Kephart appeals rejected

Pennsylvania’s Superior Court and Commonwealth Court in the past three weeks have rejected appeals in which a former trucking company executive from Clearfield County challenged his convictions for withholding contributions to his employees’ retirement funds and medical insurance accounts.

The Superior Court last Friday afternoon dismissed the appeal of Timothy Lee Kephart, 61, who ran Kephart Trucking near Clearfield.

Kephart contended his trial attorney, who negotiated a plea agreement with the former District Attorney of Clearfield County, William Shaw, was ineffective in his representation.

For instance, Kephart contended his attorney convinced him to plead guilty to 96 counts of theft by failure to make required disposition of funds, even though Kephart contended he was innocent.

He was initially sentenced to serve time in a state correctional institution for a term of eight to 32 years but that sentence was later reduced to seven to 20 years after Clearfield Common Pleas Court Judge Fredric J. Ammerman ruled the prosecution failed to prove its case for restitution.

Kephart complained his new sentence was imposed in absentia because at the time he was in the custody of the federal government, charged with bank fraud in Ohio.

In an opinion released Friday, Superior Court Judge James G. Colins discussed the plea agreement and stated that Ammerman had issued a “well-reasoned opinion” in explaining why he rejected Kephart’s claims.

The Clearfield judge noted that Kephart had initially been charged with 488 counts of theft, but his attorney had negotiated a plea for only 96 of the charges.

“It is not unreasonable for trial counsel to advise (Kephart) to plea to only 96 charges, knowing it could significantly lower the sentence and number of convictions he was facing,” Ammerman’s opinion stated.

Kephart also complained his counsel did not file a post-sentence motion challenging the new seven-year minimum sentence.

The Superior Court opinion concluded Kephart, who represented himself in his appeal, did not show that had he been present for the re-sentencing hearing that the outcome of his sentence would have been different.

Colins concluded Kephart failed to establish that a different sentencing outcome would have resulted if his counsel would have adopted a different strategy.

The Superior Court, therefore, upheld Kephart’s pleas and sentence.

The court’s decision came on the heels of an April 16 decision by the Commonwealth Court rejecting Kephart’s appeal in which he contended the District Attorney had failed to live up to his part of the plea agreement by failing to provide gradings for each of the offenses involved in his pleas.

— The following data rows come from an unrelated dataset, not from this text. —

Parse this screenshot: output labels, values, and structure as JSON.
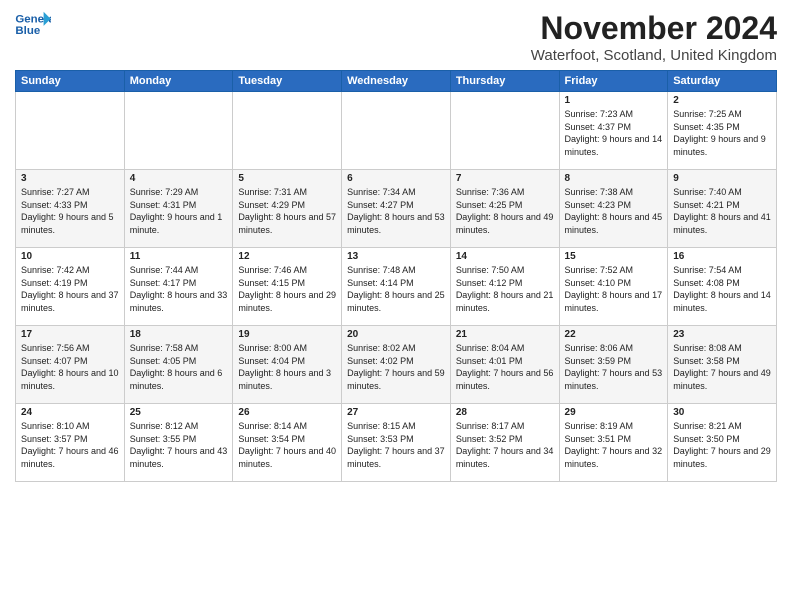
{
  "logo": {
    "line1": "General",
    "line2": "Blue"
  },
  "title": "November 2024",
  "subtitle": "Waterfoot, Scotland, United Kingdom",
  "days_of_week": [
    "Sunday",
    "Monday",
    "Tuesday",
    "Wednesday",
    "Thursday",
    "Friday",
    "Saturday"
  ],
  "weeks": [
    [
      {
        "day": "",
        "info": ""
      },
      {
        "day": "",
        "info": ""
      },
      {
        "day": "",
        "info": ""
      },
      {
        "day": "",
        "info": ""
      },
      {
        "day": "",
        "info": ""
      },
      {
        "day": "1",
        "info": "Sunrise: 7:23 AM\nSunset: 4:37 PM\nDaylight: 9 hours and 14 minutes."
      },
      {
        "day": "2",
        "info": "Sunrise: 7:25 AM\nSunset: 4:35 PM\nDaylight: 9 hours and 9 minutes."
      }
    ],
    [
      {
        "day": "3",
        "info": "Sunrise: 7:27 AM\nSunset: 4:33 PM\nDaylight: 9 hours and 5 minutes."
      },
      {
        "day": "4",
        "info": "Sunrise: 7:29 AM\nSunset: 4:31 PM\nDaylight: 9 hours and 1 minute."
      },
      {
        "day": "5",
        "info": "Sunrise: 7:31 AM\nSunset: 4:29 PM\nDaylight: 8 hours and 57 minutes."
      },
      {
        "day": "6",
        "info": "Sunrise: 7:34 AM\nSunset: 4:27 PM\nDaylight: 8 hours and 53 minutes."
      },
      {
        "day": "7",
        "info": "Sunrise: 7:36 AM\nSunset: 4:25 PM\nDaylight: 8 hours and 49 minutes."
      },
      {
        "day": "8",
        "info": "Sunrise: 7:38 AM\nSunset: 4:23 PM\nDaylight: 8 hours and 45 minutes."
      },
      {
        "day": "9",
        "info": "Sunrise: 7:40 AM\nSunset: 4:21 PM\nDaylight: 8 hours and 41 minutes."
      }
    ],
    [
      {
        "day": "10",
        "info": "Sunrise: 7:42 AM\nSunset: 4:19 PM\nDaylight: 8 hours and 37 minutes."
      },
      {
        "day": "11",
        "info": "Sunrise: 7:44 AM\nSunset: 4:17 PM\nDaylight: 8 hours and 33 minutes."
      },
      {
        "day": "12",
        "info": "Sunrise: 7:46 AM\nSunset: 4:15 PM\nDaylight: 8 hours and 29 minutes."
      },
      {
        "day": "13",
        "info": "Sunrise: 7:48 AM\nSunset: 4:14 PM\nDaylight: 8 hours and 25 minutes."
      },
      {
        "day": "14",
        "info": "Sunrise: 7:50 AM\nSunset: 4:12 PM\nDaylight: 8 hours and 21 minutes."
      },
      {
        "day": "15",
        "info": "Sunrise: 7:52 AM\nSunset: 4:10 PM\nDaylight: 8 hours and 17 minutes."
      },
      {
        "day": "16",
        "info": "Sunrise: 7:54 AM\nSunset: 4:08 PM\nDaylight: 8 hours and 14 minutes."
      }
    ],
    [
      {
        "day": "17",
        "info": "Sunrise: 7:56 AM\nSunset: 4:07 PM\nDaylight: 8 hours and 10 minutes."
      },
      {
        "day": "18",
        "info": "Sunrise: 7:58 AM\nSunset: 4:05 PM\nDaylight: 8 hours and 6 minutes."
      },
      {
        "day": "19",
        "info": "Sunrise: 8:00 AM\nSunset: 4:04 PM\nDaylight: 8 hours and 3 minutes."
      },
      {
        "day": "20",
        "info": "Sunrise: 8:02 AM\nSunset: 4:02 PM\nDaylight: 7 hours and 59 minutes."
      },
      {
        "day": "21",
        "info": "Sunrise: 8:04 AM\nSunset: 4:01 PM\nDaylight: 7 hours and 56 minutes."
      },
      {
        "day": "22",
        "info": "Sunrise: 8:06 AM\nSunset: 3:59 PM\nDaylight: 7 hours and 53 minutes."
      },
      {
        "day": "23",
        "info": "Sunrise: 8:08 AM\nSunset: 3:58 PM\nDaylight: 7 hours and 49 minutes."
      }
    ],
    [
      {
        "day": "24",
        "info": "Sunrise: 8:10 AM\nSunset: 3:57 PM\nDaylight: 7 hours and 46 minutes."
      },
      {
        "day": "25",
        "info": "Sunrise: 8:12 AM\nSunset: 3:55 PM\nDaylight: 7 hours and 43 minutes."
      },
      {
        "day": "26",
        "info": "Sunrise: 8:14 AM\nSunset: 3:54 PM\nDaylight: 7 hours and 40 minutes."
      },
      {
        "day": "27",
        "info": "Sunrise: 8:15 AM\nSunset: 3:53 PM\nDaylight: 7 hours and 37 minutes."
      },
      {
        "day": "28",
        "info": "Sunrise: 8:17 AM\nSunset: 3:52 PM\nDaylight: 7 hours and 34 minutes."
      },
      {
        "day": "29",
        "info": "Sunrise: 8:19 AM\nSunset: 3:51 PM\nDaylight: 7 hours and 32 minutes."
      },
      {
        "day": "30",
        "info": "Sunrise: 8:21 AM\nSunset: 3:50 PM\nDaylight: 7 hours and 29 minutes."
      }
    ]
  ]
}
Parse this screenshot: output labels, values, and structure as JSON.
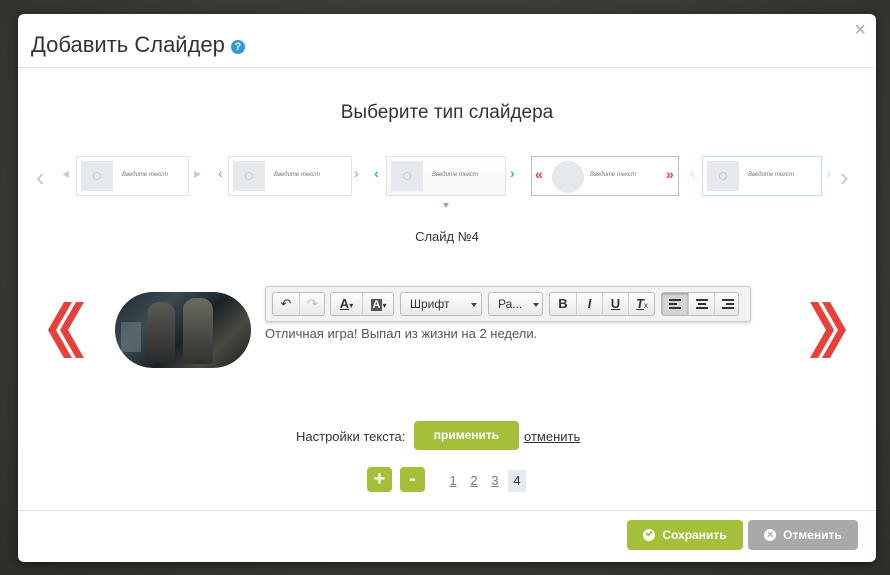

Kephart adopted a unique approach in his Commonwealth Court appeal.

He filed a civil lawsuit against District Attorney Shaw, contending Shaw had violated a contract between the two, thereby attempting to use the civil court to vacate his criminal convictions.

Commonwealth Court Judge Patricia A. McCullough, in her 14-page opinion, agreed that a plea agreement is a “contract,” but concluded that Kephart failed to establish that he is entitled to attack his criminal case through a civil lawsuit filed in the county court.

Although contract laws apply to plea agreements, how the plea agreement should be enforced is an issue “that must be heard within the framework of the underlying criminal proceeding rather than a separate civil proceeding,” McCullough wrote.

She affirmed Ammerman’s dismissal of the Kephart’s civil lawsuit against Shaw.

According to the Commonwealth Court decision, Kephart is incarcerated on his state charges in the State Correctional Institution at Laurel Highlands.

Aside from his convictions in the state court, Kephart recently completed a 46-month stint in federal prison.

Kephart and two other men associated with Dart Trucking Co. in Columbiana, Ohio, concocted a check kiting scheme to defraud an Ohio bank of $3.6 million.

He was sentenced in 2013 in the bank fraud case and did his time in the Federal Correctional Institution in Loretto.

The sentence was imposed by the U.S. District Judge Dan Aaron Polster.

His 46-month sentence was to be followed by three years’ supervision.

In April, Polster transferred Kephart’s supervision from the U.S. Northern District of Ohio to District Judge Kim R. Gibson in Johnstown in the Western District of Pennsylvania.

Kephart’s supervised release from his federal offenses began on April 7 and will end April 7, 2024.

However the Ohio judge, in his order transferring supervision, stated, “This court hereby expressly consents that the period of probation or supervised release may be changed by the District Court to which this transfer is made without further inquiry of this court.”


Today's breaking news and more in your inbox

I'm interested in (please check all that apply)


Starting at $4.39/week.

Subscribe Today